[Start of section]
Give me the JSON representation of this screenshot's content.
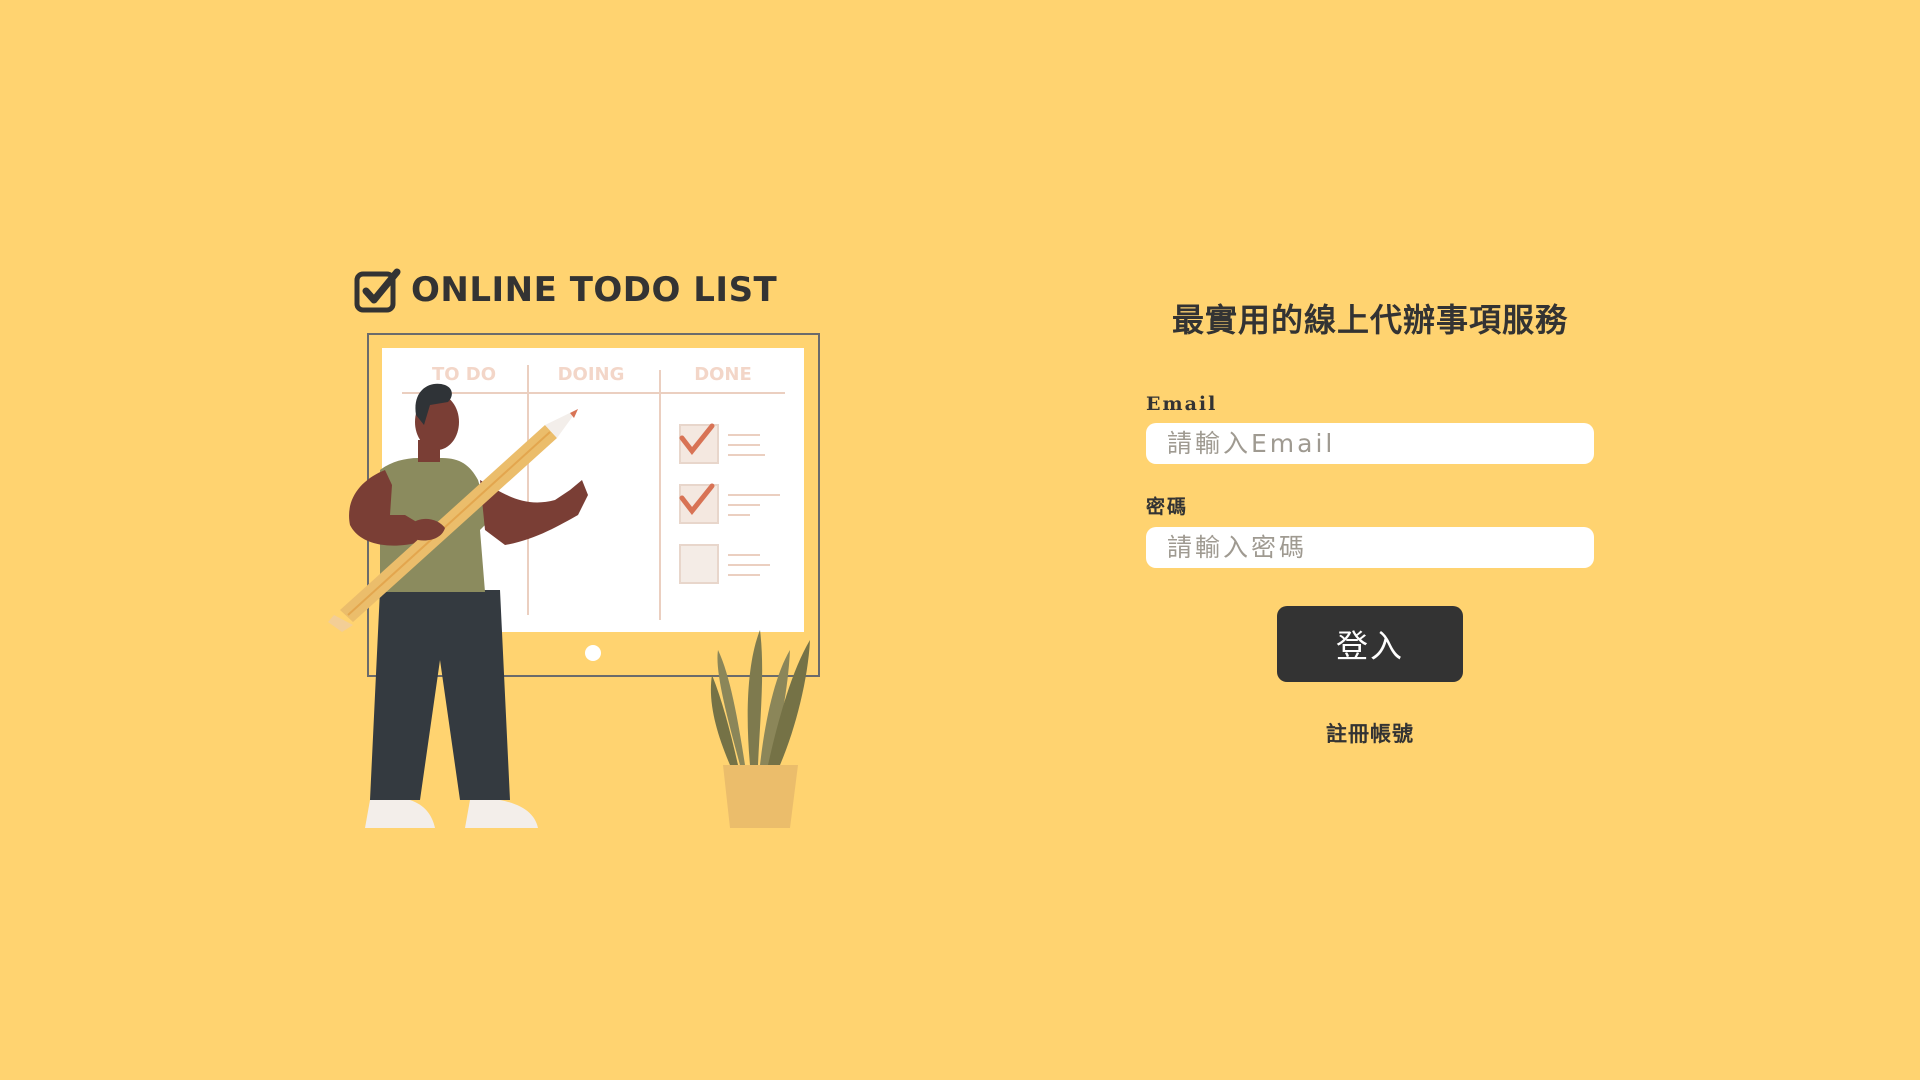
{
  "brand": {
    "logo_text": "ONLINE TODO LIST",
    "icon": "checkbox-icon"
  },
  "illustration": {
    "board_columns": [
      "TO DO",
      "DOING",
      "DONE"
    ]
  },
  "login": {
    "headline": "最實用的線上代辦事項服務",
    "email_label": "Email",
    "email_placeholder": "請輸入Email",
    "email_value": "",
    "password_label": "密碼",
    "password_placeholder": "請輸入密碼",
    "password_value": "",
    "submit_label": "登入",
    "register_label": "註冊帳號"
  },
  "colors": {
    "background": "#FFD370",
    "primary": "#333333",
    "check_red": "#D87355"
  }
}
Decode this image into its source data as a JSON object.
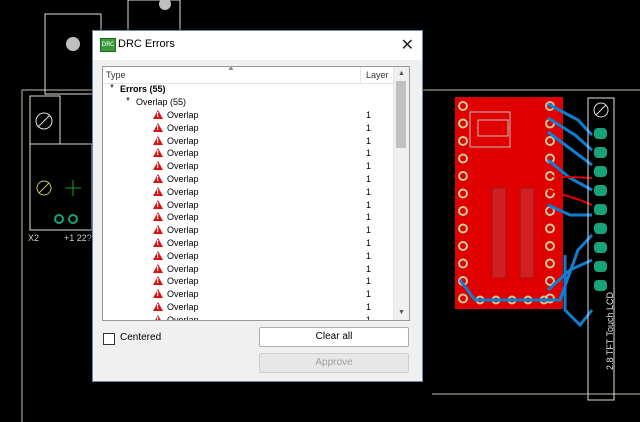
{
  "dialog": {
    "title": "DRC Errors",
    "icon": "drc-app-icon",
    "icon_text": "DRC",
    "close_glyph": "✕"
  },
  "list": {
    "columns": {
      "type": "Type",
      "layer": "Layer"
    },
    "group": {
      "label": "Errors (55)"
    },
    "subgroup": {
      "label": "Overlap (55)"
    },
    "items": [
      {
        "label": "Overlap",
        "layer": "1"
      },
      {
        "label": "Overlap",
        "layer": "1"
      },
      {
        "label": "Overlap",
        "layer": "1"
      },
      {
        "label": "Overlap",
        "layer": "1"
      },
      {
        "label": "Overlap",
        "layer": "1"
      },
      {
        "label": "Overlap",
        "layer": "1"
      },
      {
        "label": "Overlap",
        "layer": "1"
      },
      {
        "label": "Overlap",
        "layer": "1"
      },
      {
        "label": "Overlap",
        "layer": "1"
      },
      {
        "label": "Overlap",
        "layer": "1"
      },
      {
        "label": "Overlap",
        "layer": "1"
      },
      {
        "label": "Overlap",
        "layer": "1"
      },
      {
        "label": "Overlap",
        "layer": "1"
      },
      {
        "label": "Overlap",
        "layer": "1"
      },
      {
        "label": "Overlap",
        "layer": "1"
      },
      {
        "label": "Overlap",
        "layer": "1"
      },
      {
        "label": "Overlap",
        "layer": "1"
      }
    ]
  },
  "controls": {
    "centered_label": "Centered",
    "centered_checked": false,
    "clear_all": "Clear all",
    "approve": "Approve"
  },
  "board": {
    "labels": {
      "x2": "X2",
      "j1": "+1 22?",
      "lcd": "2.8 TFT Touch LCD"
    },
    "colors": {
      "background": "#000000",
      "outline": "#e0e0e0",
      "copper_top": "#e00000",
      "copper_bottom": "#0e7fd0",
      "pad": "#17a27a",
      "board_edge": "#c8c0a0"
    }
  }
}
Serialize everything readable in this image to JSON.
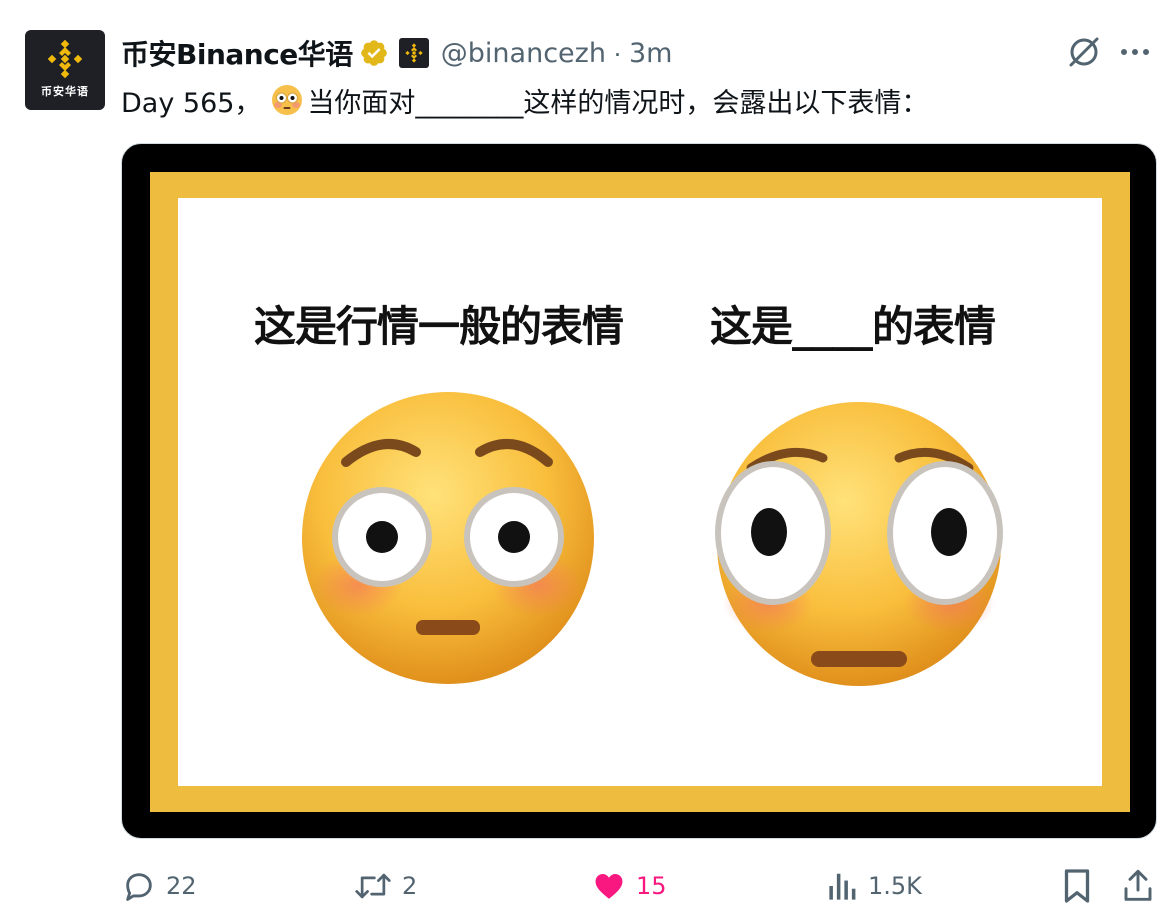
{
  "author": {
    "display_name": "币安Binance华语",
    "handle": "@binancezh",
    "separator": "·",
    "time": "3m",
    "avatar_text": "币安华语"
  },
  "tweet": {
    "text_before_emoji": "Day 565，",
    "text_after_emoji": "当你面对________这样的情况时，会露出以下表情："
  },
  "media": {
    "left_caption": "这是行情一般的表情",
    "right_caption": "这是____的表情"
  },
  "actions": {
    "reply_count": "22",
    "retweet_count": "2",
    "like_count": "15",
    "view_count": "1.5K"
  },
  "icons": {
    "verified": "verified-badge-icon",
    "affiliate": "binance-logo-icon",
    "grok": "grok-icon",
    "more": "more-icon",
    "reply": "reply-icon",
    "retweet": "retweet-icon",
    "like": "heart-icon",
    "views": "views-icon",
    "bookmark": "bookmark-icon",
    "share": "share-icon"
  },
  "colors": {
    "like_active": "#f91880",
    "muted_text": "#536471",
    "brand_yellow": "#eebd40",
    "avatar_bg": "#1e2026"
  }
}
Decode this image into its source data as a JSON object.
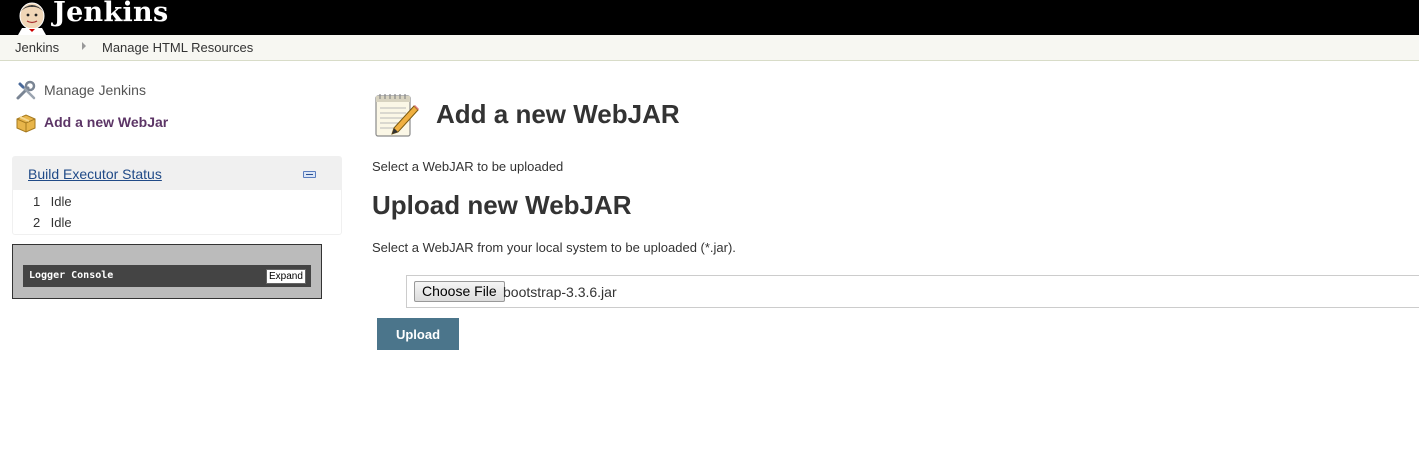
{
  "header": {
    "logo_text": "Jenkins"
  },
  "breadcrumb": {
    "items": [
      "Jenkins",
      "Manage HTML Resources"
    ]
  },
  "side_panel": {
    "tasks": [
      {
        "label": "Manage Jenkins",
        "icon": "wrench-screwdriver-icon"
      },
      {
        "label": "Add a new WebJar",
        "icon": "package-icon"
      }
    ],
    "executors": {
      "title": "Build Executor Status",
      "rows": [
        {
          "number": "1",
          "status": "Idle"
        },
        {
          "number": "2",
          "status": "Idle"
        }
      ]
    },
    "logger": {
      "title": "Logger Console",
      "expand_label": "Expand"
    }
  },
  "main": {
    "title": "Add a new WebJAR",
    "title_icon": "notepad-pencil-icon",
    "intro": "Select a WebJAR to be uploaded",
    "section_title": "Upload new WebJAR",
    "section_desc": "Select a WebJAR from your local system to be uploaded (*.jar).",
    "file_input": {
      "button_label": "Choose File",
      "selected_file": "bootstrap-3.3.6.jar"
    },
    "upload_label": "Upload"
  },
  "colors": {
    "header_bg": "#000000",
    "breadcrumb_bg": "#f7f7f2",
    "link": "#204a87",
    "upload_button": "#4b758b"
  }
}
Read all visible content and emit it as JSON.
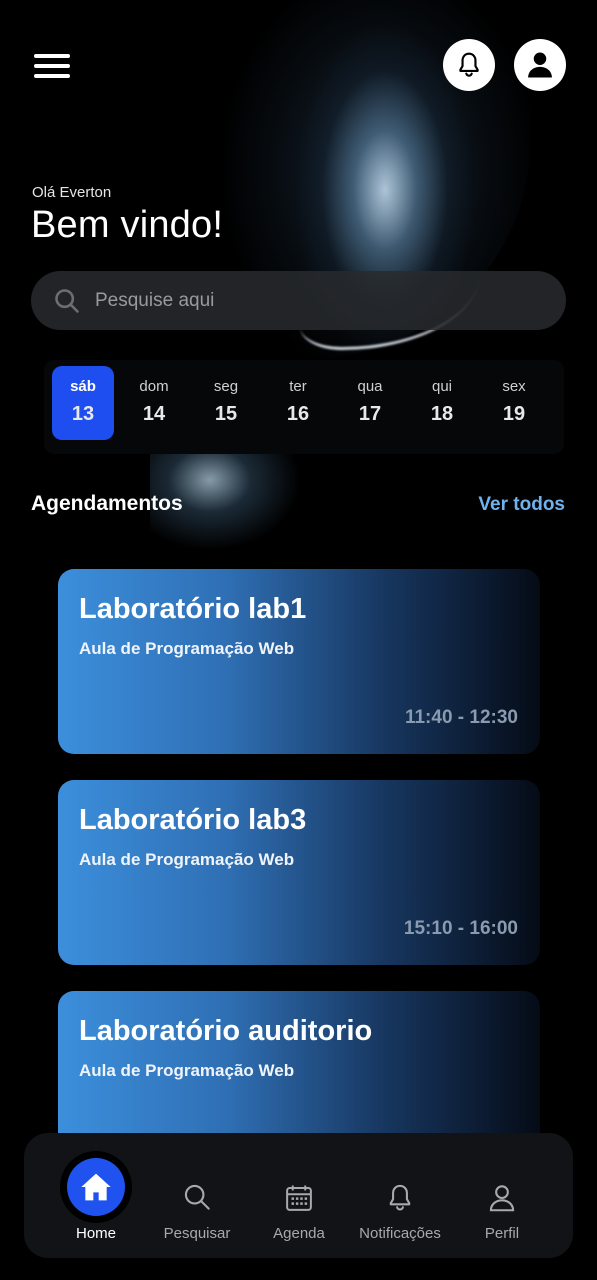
{
  "header": {
    "greeting": "Olá Everton",
    "welcome": "Bem vindo!"
  },
  "search": {
    "placeholder": "Pesquise aqui"
  },
  "calendar": {
    "days": [
      {
        "name": "sáb",
        "num": "13",
        "selected": true
      },
      {
        "name": "dom",
        "num": "14"
      },
      {
        "name": "seg",
        "num": "15"
      },
      {
        "name": "ter",
        "num": "16"
      },
      {
        "name": "qua",
        "num": "17"
      },
      {
        "name": "qui",
        "num": "18"
      },
      {
        "name": "sex",
        "num": "19"
      }
    ]
  },
  "appointments": {
    "title": "Agendamentos",
    "see_all": "Ver todos",
    "items": [
      {
        "title": "Laboratório lab1",
        "subtitle": "Aula de Programação Web",
        "time": "11:40 - 12:30"
      },
      {
        "title": "Laboratório lab3",
        "subtitle": "Aula de Programação Web",
        "time": "15:10 - 16:00"
      },
      {
        "title": "Laboratório auditorio",
        "subtitle": "Aula de Programação Web",
        "time": ""
      }
    ]
  },
  "nav": {
    "items": [
      {
        "label": "Home",
        "icon": "home-icon",
        "active": true
      },
      {
        "label": "Pesquisar",
        "icon": "search-icon"
      },
      {
        "label": "Agenda",
        "icon": "calendar-icon"
      },
      {
        "label": "Notificações",
        "icon": "bell-icon"
      },
      {
        "label": "Perfil",
        "icon": "user-icon"
      }
    ]
  },
  "colors": {
    "accent": "#1e4ef0",
    "link": "#6fb3ee",
    "card_start": "#3c8fdc",
    "card_end": "#050b16"
  }
}
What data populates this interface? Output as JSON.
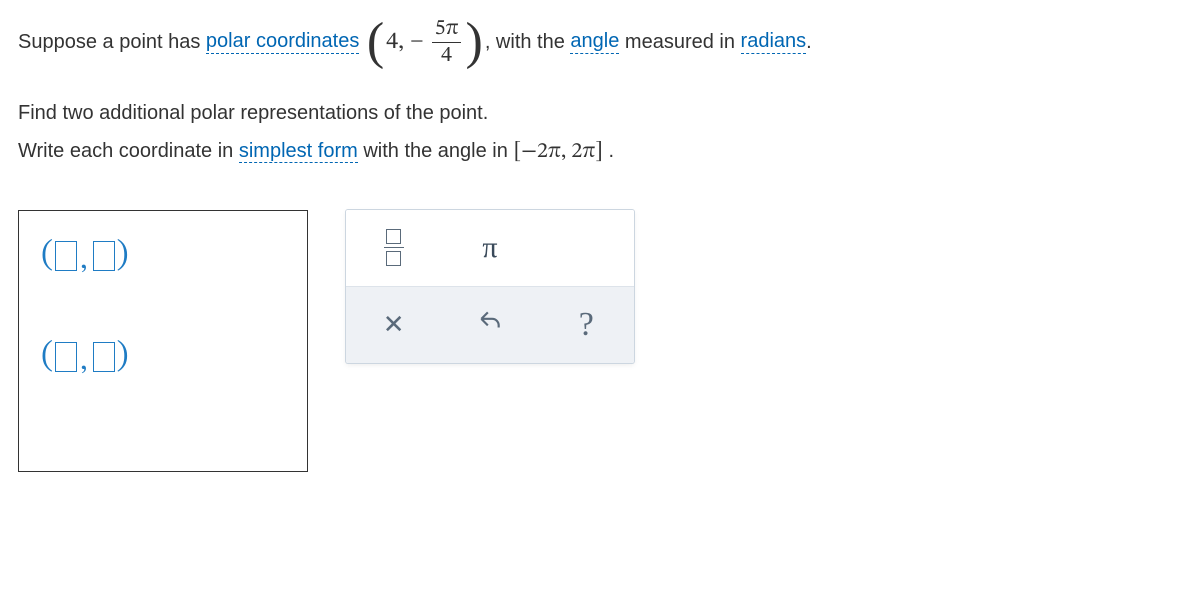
{
  "problem": {
    "intro_a": "Suppose a point has ",
    "link_polar": "polar coordinates",
    "coord_r": "4",
    "coord_frac_num": "5π",
    "coord_frac_den": "4",
    "intro_b": ", with the ",
    "link_angle": "angle",
    "intro_c": " measured in ",
    "link_radians": "radians",
    "intro_d": ".",
    "line2a": "Find two additional polar representations of the point.",
    "line2b_a": "Write each coordinate in ",
    "link_simplest": "simplest form",
    "line2b_b": " with the angle in ",
    "interval": "[−2π,  2π]",
    "line2b_c": "."
  },
  "toolbox": {
    "pi_symbol": "π"
  }
}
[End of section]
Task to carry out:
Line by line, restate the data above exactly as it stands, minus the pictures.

Task result:
Give me the JSON representation of this screenshot's content.
{
  "brand": {
    "logo_text": "ONLINE TODO LIST",
    "icon": "checkbox-icon"
  },
  "illustration": {
    "board_columns": [
      "TO DO",
      "DOING",
      "DONE"
    ]
  },
  "login": {
    "headline": "最實用的線上代辦事項服務",
    "email_label": "Email",
    "email_placeholder": "請輸入Email",
    "email_value": "",
    "password_label": "密碼",
    "password_placeholder": "請輸入密碼",
    "password_value": "",
    "submit_label": "登入",
    "register_label": "註冊帳號"
  },
  "colors": {
    "background": "#FFD370",
    "primary": "#333333",
    "check_red": "#D87355"
  }
}
Decode this image into its source data as a JSON object.
{
  "dialog": {
    "title": "DRC Errors",
    "icon": "drc-app-icon",
    "icon_text": "DRC",
    "close_glyph": "✕"
  },
  "list": {
    "columns": {
      "type": "Type",
      "layer": "Layer"
    },
    "group": {
      "label": "Errors (55)"
    },
    "subgroup": {
      "label": "Overlap (55)"
    },
    "items": [
      {
        "label": "Overlap",
        "layer": "1"
      },
      {
        "label": "Overlap",
        "layer": "1"
      },
      {
        "label": "Overlap",
        "layer": "1"
      },
      {
        "label": "Overlap",
        "layer": "1"
      },
      {
        "label": "Overlap",
        "layer": "1"
      },
      {
        "label": "Overlap",
        "layer": "1"
      },
      {
        "label": "Overlap",
        "layer": "1"
      },
      {
        "label": "Overlap",
        "layer": "1"
      },
      {
        "label": "Overlap",
        "layer": "1"
      },
      {
        "label": "Overlap",
        "layer": "1"
      },
      {
        "label": "Overlap",
        "layer": "1"
      },
      {
        "label": "Overlap",
        "layer": "1"
      },
      {
        "label": "Overlap",
        "layer": "1"
      },
      {
        "label": "Overlap",
        "layer": "1"
      },
      {
        "label": "Overlap",
        "layer": "1"
      },
      {
        "label": "Overlap",
        "layer": "1"
      },
      {
        "label": "Overlap",
        "layer": "1"
      }
    ]
  },
  "controls": {
    "centered_label": "Centered",
    "centered_checked": false,
    "clear_all": "Clear all",
    "approve": "Approve"
  },
  "board": {
    "labels": {
      "x2": "X2",
      "j1": "+1 22?",
      "lcd": "2.8 TFT Touch LCD"
    },
    "colors": {
      "background": "#000000",
      "outline": "#e0e0e0",
      "copper_top": "#e00000",
      "copper_bottom": "#0e7fd0",
      "pad": "#17a27a",
      "board_edge": "#c8c0a0"
    }
  }
}
Serialize everything readable in this image to JSON.
{
  "author": {
    "display_name": "币安Binance华语",
    "handle": "@binancezh",
    "separator": "·",
    "time": "3m",
    "avatar_text": "币安华语"
  },
  "tweet": {
    "text_before_emoji": "Day 565，",
    "text_after_emoji": "当你面对________这样的情况时，会露出以下表情："
  },
  "media": {
    "left_caption": "这是行情一般的表情",
    "right_caption": "这是____的表情"
  },
  "actions": {
    "reply_count": "22",
    "retweet_count": "2",
    "like_count": "15",
    "view_count": "1.5K"
  },
  "icons": {
    "verified": "verified-badge-icon",
    "affiliate": "binance-logo-icon",
    "grok": "grok-icon",
    "more": "more-icon",
    "reply": "reply-icon",
    "retweet": "retweet-icon",
    "like": "heart-icon",
    "views": "views-icon",
    "bookmark": "bookmark-icon",
    "share": "share-icon"
  },
  "colors": {
    "like_active": "#f91880",
    "muted_text": "#536471",
    "brand_yellow": "#eebd40",
    "avatar_bg": "#1e2026"
  }
}
Decode this image into its source data as a JSON object.
{
  "header": {
    "logo_text": "Jenkins"
  },
  "breadcrumb": {
    "items": [
      "Jenkins",
      "Manage HTML Resources"
    ]
  },
  "side_panel": {
    "tasks": [
      {
        "label": "Manage Jenkins",
        "icon": "wrench-screwdriver-icon"
      },
      {
        "label": "Add a new WebJar",
        "icon": "package-icon"
      }
    ],
    "executors": {
      "title": "Build Executor Status",
      "rows": [
        {
          "number": "1",
          "status": "Idle"
        },
        {
          "number": "2",
          "status": "Idle"
        }
      ]
    },
    "logger": {
      "title": "Logger Console",
      "expand_label": "Expand"
    }
  },
  "main": {
    "title": "Add a new WebJAR",
    "title_icon": "notepad-pencil-icon",
    "intro": "Select a WebJAR to be uploaded",
    "section_title": "Upload new WebJAR",
    "section_desc": "Select a WebJAR from your local system to be uploaded (*.jar).",
    "file_input": {
      "button_label": "Choose File",
      "selected_file": "bootstrap-3.3.6.jar"
    },
    "upload_label": "Upload"
  },
  "colors": {
    "header_bg": "#000000",
    "breadcrumb_bg": "#f7f7f2",
    "link": "#204a87",
    "upload_button": "#4b758b"
  }
}
Read all visible content and emit it as JSON.
{
  "header": {
    "greeting": "Olá Everton",
    "welcome": "Bem vindo!"
  },
  "search": {
    "placeholder": "Pesquise aqui"
  },
  "calendar": {
    "days": [
      {
        "name": "sáb",
        "num": "13",
        "selected": true
      },
      {
        "name": "dom",
        "num": "14"
      },
      {
        "name": "seg",
        "num": "15"
      },
      {
        "name": "ter",
        "num": "16"
      },
      {
        "name": "qua",
        "num": "17"
      },
      {
        "name": "qui",
        "num": "18"
      },
      {
        "name": "sex",
        "num": "19"
      }
    ]
  },
  "appointments": {
    "title": "Agendamentos",
    "see_all": "Ver todos",
    "items": [
      {
        "title": "Laboratório lab1",
        "subtitle": "Aula de Programação Web",
        "time": "11:40 - 12:30"
      },
      {
        "title": "Laboratório lab3",
        "subtitle": "Aula de Programação Web",
        "time": "15:10 - 16:00"
      },
      {
        "title": "Laboratório auditorio",
        "subtitle": "Aula de Programação Web",
        "time": ""
      }
    ]
  },
  "nav": {
    "items": [
      {
        "label": "Home",
        "icon": "home-icon",
        "active": true
      },
      {
        "label": "Pesquisar",
        "icon": "search-icon"
      },
      {
        "label": "Agenda",
        "icon": "calendar-icon"
      },
      {
        "label": "Notificações",
        "icon": "bell-icon"
      },
      {
        "label": "Perfil",
        "icon": "user-icon"
      }
    ]
  },
  "colors": {
    "accent": "#1e4ef0",
    "link": "#6fb3ee",
    "card_start": "#3c8fdc",
    "card_end": "#050b16"
  }
}
What data populates this interface? Output as JSON.
{
  "problem": {
    "intro_a": "Suppose a point has ",
    "link_polar": "polar coordinates",
    "coord_r": "4",
    "coord_frac_num": "5π",
    "coord_frac_den": "4",
    "intro_b": ", with the ",
    "link_angle": "angle",
    "intro_c": " measured in ",
    "link_radians": "radians",
    "intro_d": ".",
    "line2a": "Find two additional polar representations of the point.",
    "line2b_a": "Write each coordinate in ",
    "link_simplest": "simplest form",
    "line2b_b": " with the angle in ",
    "interval": "[−2π,  2π]",
    "line2b_c": "."
  },
  "toolbox": {
    "pi_symbol": "π"
  }
}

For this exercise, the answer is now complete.